[Supplied records]

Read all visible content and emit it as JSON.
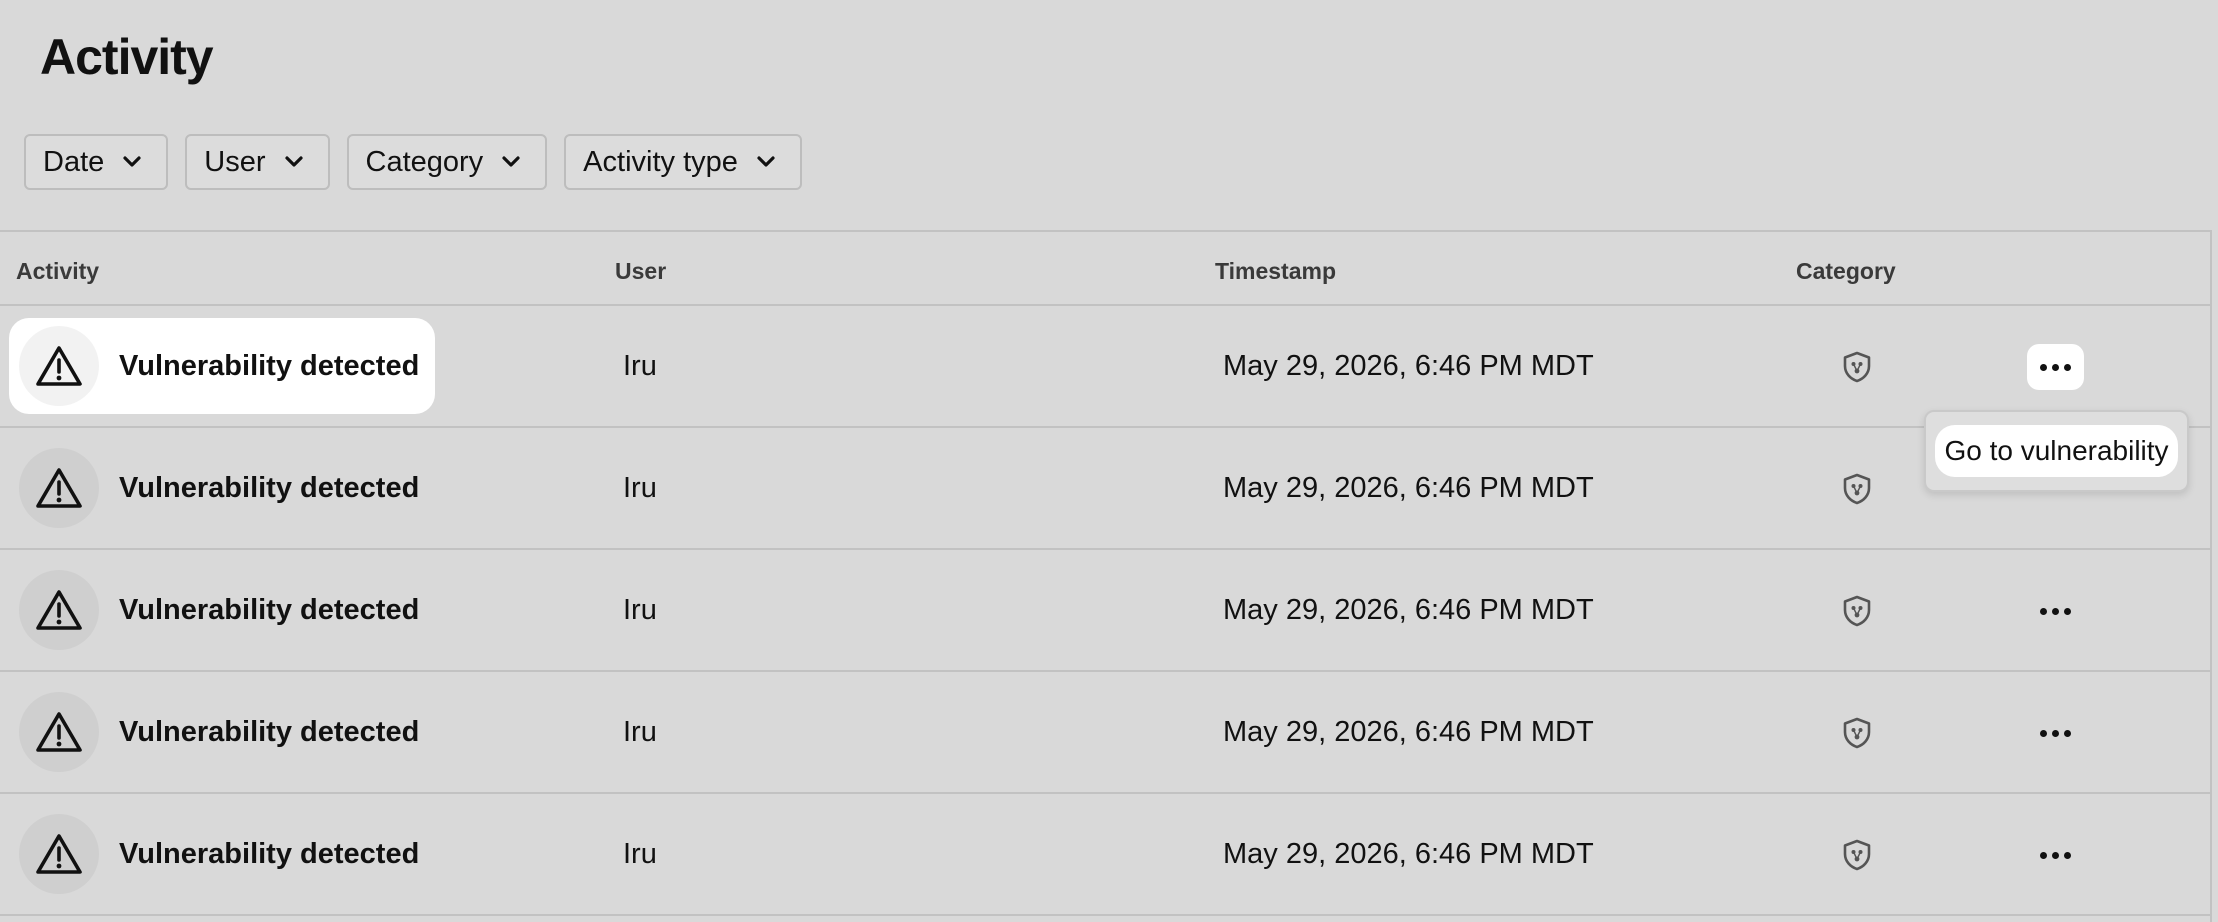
{
  "page": {
    "title": "Activity"
  },
  "filters": [
    {
      "label": "Date"
    },
    {
      "label": "User"
    },
    {
      "label": "Category"
    },
    {
      "label": "Activity type"
    }
  ],
  "table": {
    "headers": {
      "activity": "Activity",
      "user": "User",
      "timestamp": "Timestamp",
      "category": "Category"
    },
    "rows": [
      {
        "activity": "Vulnerability detected",
        "user": "Iru",
        "timestamp": "May 29, 2026, 6:46 PM MDT",
        "category_icon": "shield-icon",
        "highlighted": true
      },
      {
        "activity": "Vulnerability detected",
        "user": "Iru",
        "timestamp": "May 29, 2026, 6:46 PM MDT",
        "category_icon": "shield-icon",
        "highlighted": false
      },
      {
        "activity": "Vulnerability detected",
        "user": "Iru",
        "timestamp": "May 29, 2026, 6:46 PM MDT",
        "category_icon": "shield-icon",
        "highlighted": false
      },
      {
        "activity": "Vulnerability detected",
        "user": "Iru",
        "timestamp": "May 29, 2026, 6:46 PM MDT",
        "category_icon": "shield-icon",
        "highlighted": false
      },
      {
        "activity": "Vulnerability detected",
        "user": "Iru",
        "timestamp": "May 29, 2026, 6:46 PM MDT",
        "category_icon": "shield-icon",
        "highlighted": false
      }
    ]
  },
  "popover": {
    "item_label": "Go to vulnerability"
  },
  "colors": {
    "background": "#d9d9d9",
    "highlight": "#ffffff",
    "border": "#c2c2c2"
  }
}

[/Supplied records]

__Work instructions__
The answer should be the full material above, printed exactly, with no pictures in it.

__Solution to this exercise__
Read all visible content and emit it as JSON.
{
  "page": {
    "title": "Activity"
  },
  "filters": [
    {
      "label": "Date"
    },
    {
      "label": "User"
    },
    {
      "label": "Category"
    },
    {
      "label": "Activity type"
    }
  ],
  "table": {
    "headers": {
      "activity": "Activity",
      "user": "User",
      "timestamp": "Timestamp",
      "category": "Category"
    },
    "rows": [
      {
        "activity": "Vulnerability detected",
        "user": "Iru",
        "timestamp": "May 29, 2026, 6:46 PM MDT",
        "category_icon": "shield-icon",
        "highlighted": true
      },
      {
        "activity": "Vulnerability detected",
        "user": "Iru",
        "timestamp": "May 29, 2026, 6:46 PM MDT",
        "category_icon": "shield-icon",
        "highlighted": false
      },
      {
        "activity": "Vulnerability detected",
        "user": "Iru",
        "timestamp": "May 29, 2026, 6:46 PM MDT",
        "category_icon": "shield-icon",
        "highlighted": false
      },
      {
        "activity": "Vulnerability detected",
        "user": "Iru",
        "timestamp": "May 29, 2026, 6:46 PM MDT",
        "category_icon": "shield-icon",
        "highlighted": false
      },
      {
        "activity": "Vulnerability detected",
        "user": "Iru",
        "timestamp": "May 29, 2026, 6:46 PM MDT",
        "category_icon": "shield-icon",
        "highlighted": false
      }
    ]
  },
  "popover": {
    "item_label": "Go to vulnerability"
  },
  "colors": {
    "background": "#d9d9d9",
    "highlight": "#ffffff",
    "border": "#c2c2c2"
  }
}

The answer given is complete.